* **Problem description**
With no line left out, restate the data word for word.

* **Data for processing**
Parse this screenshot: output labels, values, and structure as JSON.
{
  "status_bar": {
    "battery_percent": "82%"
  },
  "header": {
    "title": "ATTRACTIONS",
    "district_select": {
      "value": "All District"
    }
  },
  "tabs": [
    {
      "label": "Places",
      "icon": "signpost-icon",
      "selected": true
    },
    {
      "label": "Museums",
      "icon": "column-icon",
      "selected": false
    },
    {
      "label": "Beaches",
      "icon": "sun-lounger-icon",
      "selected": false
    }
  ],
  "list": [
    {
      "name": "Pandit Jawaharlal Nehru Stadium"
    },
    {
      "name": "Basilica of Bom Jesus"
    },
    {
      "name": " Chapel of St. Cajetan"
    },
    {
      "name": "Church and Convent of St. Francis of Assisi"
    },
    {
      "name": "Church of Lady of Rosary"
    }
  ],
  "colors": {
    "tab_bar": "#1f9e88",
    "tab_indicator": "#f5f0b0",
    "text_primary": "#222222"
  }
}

* **Solution**
Parse this screenshot: output labels, values, and structure as JSON.
{
  "status_bar": {
    "battery_percent": "82%"
  },
  "header": {
    "title": "ATTRACTIONS",
    "district_select": {
      "value": "All District"
    }
  },
  "tabs": [
    {
      "label": "Places",
      "icon": "signpost-icon",
      "selected": true
    },
    {
      "label": "Museums",
      "icon": "column-icon",
      "selected": false
    },
    {
      "label": "Beaches",
      "icon": "sun-lounger-icon",
      "selected": false
    }
  ],
  "list": [
    {
      "name": "Pandit Jawaharlal Nehru Stadium"
    },
    {
      "name": "Basilica of Bom Jesus"
    },
    {
      "name": " Chapel of St. Cajetan"
    },
    {
      "name": "Church and Convent of St. Francis of Assisi"
    },
    {
      "name": "Church of Lady of Rosary"
    }
  ],
  "colors": {
    "tab_bar": "#1f9e88",
    "tab_indicator": "#f5f0b0",
    "text_primary": "#222222"
  }
}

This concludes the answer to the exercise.